- A slogan on one of the many shirts of Billy Talent's lead singer, Ben Kowalewicz
- A mention in the alehouses in the game Tradewinds.
- An achievement in a video game called Curve Fever 2.
- A lyric from the song "I Know Places" by Taylor Swift.
- A lyric in the song "I Get Around" by Tupac Shakur.
- A lyric at the beginning of the song Let's Get It Up by AC/DC.
- A repeated lyric in the song "XO", from Fall Out Boy's second studio album, From Under the Cork Tree.
- A lyric in the song "Swallow my Pride" by Ramones.
- A lyric at the beginning of the song "Ben Threw" by Of Mice and Men.
- A lyric at the beginning of the song "Sweetwater Kill (The Ocean Song)" by the cello rock band Rapustina.
- A repeated lyric in the song "Cherry Tree" by The National.
- A lyric repeated throughout the song "Snitches Get Stitches", from The Amity Affliction's first studio album, Severed Ties.
- A lyric in the song "Nobody's Safe Chump" by EPMD.
- A lyric in the song "Covered in Cowardice" by Billy Talent
- A lyric in Travie McCoy's "Rough Water" ft. Jason Mraz.
- A lyric in the song "Beneath the Waves" by Young Guns.
- A lyric in the song "Slip of the Lip" by Ratt.
- A lyric in the song "Loose Lips" by Kimya Dawson.
- A lyric in the song "Icebergs" by Madison Bloodbath.
- A lyric in the song "We Alright" by Young Money.
- A lyric in the song "Parties for Prostitutes" by Brody Dalle.
- The final line in the song "Seaward" by The Acacia Strain.
- US television show Deadliest Catch (Season 13 Episode 8) Jonathan Hillstrand says this about sharing good crabbing location and water depth with Keith Colburn.
- "World War II 'Loose Lips' Poster (product description)". Olive Drav. Retrieved June 28, 2017.
- "Loose lips sink ships". The Phrase Finder. Retrieved November 11, 2010.
- "Security of War Information - Loose Lips Sink Ships (1942-1945)". Ad Council. Retrieved November 11, 2010.
- "Hadley Digital Archive "Loose Lips Might Sink Ships"". Retrieved October 28, 2012.
- D'Ann Campbell, Women at War with America: Private Lives in a Patriotic Era (1984) p 71.
- "Loose Lips Sink Ships". Eyewitness to History. 1997. Retrieved November 11, 2010.
- ""Keep mum – she's not so dumb" - Charcoal, gouache, ink & pastel on board". British National Archives. Retrieved November 11, 2010.
- "Schäm Dich, Schwätzer! Feind hört mit-Schweigen ist..." The Memory of the Netherlands. Koninklijke Bibliotheek. Retrieved March 24, 2014.(in Dutch)
- "Idiom: Loose lips sink ships". Using English. Retrieved November 11, 2010.
- "Loose lips sink ships". The Free Dictionary.

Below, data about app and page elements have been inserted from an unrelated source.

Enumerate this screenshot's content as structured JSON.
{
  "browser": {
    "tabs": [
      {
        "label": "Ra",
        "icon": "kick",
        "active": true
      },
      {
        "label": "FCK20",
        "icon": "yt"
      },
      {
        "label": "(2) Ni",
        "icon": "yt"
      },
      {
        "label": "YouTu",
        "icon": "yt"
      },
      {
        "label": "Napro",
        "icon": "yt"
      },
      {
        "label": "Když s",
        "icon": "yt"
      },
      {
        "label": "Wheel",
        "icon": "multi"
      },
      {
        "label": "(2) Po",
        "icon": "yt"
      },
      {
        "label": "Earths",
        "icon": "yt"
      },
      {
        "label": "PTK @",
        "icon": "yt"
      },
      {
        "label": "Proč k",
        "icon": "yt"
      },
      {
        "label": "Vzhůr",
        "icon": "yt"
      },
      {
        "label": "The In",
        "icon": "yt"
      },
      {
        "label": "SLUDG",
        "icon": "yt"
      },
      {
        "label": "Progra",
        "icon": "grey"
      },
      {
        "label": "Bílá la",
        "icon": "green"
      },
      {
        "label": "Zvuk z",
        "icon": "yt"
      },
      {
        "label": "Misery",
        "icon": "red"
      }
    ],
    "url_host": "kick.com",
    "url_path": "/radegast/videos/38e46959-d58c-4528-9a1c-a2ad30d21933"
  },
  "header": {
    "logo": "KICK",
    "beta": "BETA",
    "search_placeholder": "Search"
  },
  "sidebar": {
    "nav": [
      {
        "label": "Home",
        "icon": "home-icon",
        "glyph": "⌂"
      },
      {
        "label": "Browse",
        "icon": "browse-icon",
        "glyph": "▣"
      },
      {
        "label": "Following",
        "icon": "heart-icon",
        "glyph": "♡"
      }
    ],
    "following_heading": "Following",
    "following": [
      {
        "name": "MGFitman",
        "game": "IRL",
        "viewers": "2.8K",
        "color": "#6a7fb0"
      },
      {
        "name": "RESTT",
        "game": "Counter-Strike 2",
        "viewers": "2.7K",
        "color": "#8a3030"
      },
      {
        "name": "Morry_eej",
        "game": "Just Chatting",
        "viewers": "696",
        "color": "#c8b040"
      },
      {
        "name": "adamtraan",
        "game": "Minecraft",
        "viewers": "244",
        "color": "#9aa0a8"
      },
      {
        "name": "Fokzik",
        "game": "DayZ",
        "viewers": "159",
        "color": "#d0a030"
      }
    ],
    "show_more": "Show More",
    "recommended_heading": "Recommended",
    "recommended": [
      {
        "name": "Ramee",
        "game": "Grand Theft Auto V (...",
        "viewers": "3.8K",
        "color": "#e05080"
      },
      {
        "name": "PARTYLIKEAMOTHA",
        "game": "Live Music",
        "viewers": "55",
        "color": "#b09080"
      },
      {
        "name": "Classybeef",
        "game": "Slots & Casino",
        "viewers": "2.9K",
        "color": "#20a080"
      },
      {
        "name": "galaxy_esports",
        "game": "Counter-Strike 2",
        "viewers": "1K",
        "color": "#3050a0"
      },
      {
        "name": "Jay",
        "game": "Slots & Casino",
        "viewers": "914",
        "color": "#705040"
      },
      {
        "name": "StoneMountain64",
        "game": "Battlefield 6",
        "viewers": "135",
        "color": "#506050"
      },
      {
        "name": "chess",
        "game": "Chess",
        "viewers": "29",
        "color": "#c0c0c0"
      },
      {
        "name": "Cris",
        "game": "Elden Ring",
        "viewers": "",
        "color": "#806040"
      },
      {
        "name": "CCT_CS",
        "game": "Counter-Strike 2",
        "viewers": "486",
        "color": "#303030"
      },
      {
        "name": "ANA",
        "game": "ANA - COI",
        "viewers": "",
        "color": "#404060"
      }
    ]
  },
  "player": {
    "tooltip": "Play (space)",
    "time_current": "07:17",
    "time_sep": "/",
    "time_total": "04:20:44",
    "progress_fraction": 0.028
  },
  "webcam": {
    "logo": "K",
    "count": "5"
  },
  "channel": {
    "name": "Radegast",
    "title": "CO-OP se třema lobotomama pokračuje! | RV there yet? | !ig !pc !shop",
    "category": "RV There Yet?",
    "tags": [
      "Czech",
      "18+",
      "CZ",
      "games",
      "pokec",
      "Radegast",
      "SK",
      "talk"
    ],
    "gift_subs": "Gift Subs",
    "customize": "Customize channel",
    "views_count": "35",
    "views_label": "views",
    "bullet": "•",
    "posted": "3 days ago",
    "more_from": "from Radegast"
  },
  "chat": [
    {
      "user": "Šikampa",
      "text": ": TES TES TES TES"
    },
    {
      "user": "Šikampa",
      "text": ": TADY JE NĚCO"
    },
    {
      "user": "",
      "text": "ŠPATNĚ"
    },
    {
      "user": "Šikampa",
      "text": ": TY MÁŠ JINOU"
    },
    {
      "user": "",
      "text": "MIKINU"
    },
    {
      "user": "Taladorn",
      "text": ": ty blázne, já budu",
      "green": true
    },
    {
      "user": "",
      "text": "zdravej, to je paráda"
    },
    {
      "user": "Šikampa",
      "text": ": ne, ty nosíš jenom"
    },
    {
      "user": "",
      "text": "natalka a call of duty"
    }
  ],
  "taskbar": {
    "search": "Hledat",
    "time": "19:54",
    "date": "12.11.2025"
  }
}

Retrieved November 11, 2010.
- "Loose lips sink ships – Anti Espionage Posters from WWII". www.successfullearningcommunities.com. Retrieved 24 February 2015.
- "LOOSE LIPS SINK SHIPS". progarchives.com. Retrieved November 11, 2010.
- "Albums containing a track with the title:Loose Lips Sink Ships". allmusic.com. Retrieved November 11, 2010.
- Davis, Simone. "Loose lips sink ships", Feminist Studies, Vol. 28, No. 1 (Spring, 2002), pp. 7–35.
- "Cherry Tree Lyrics".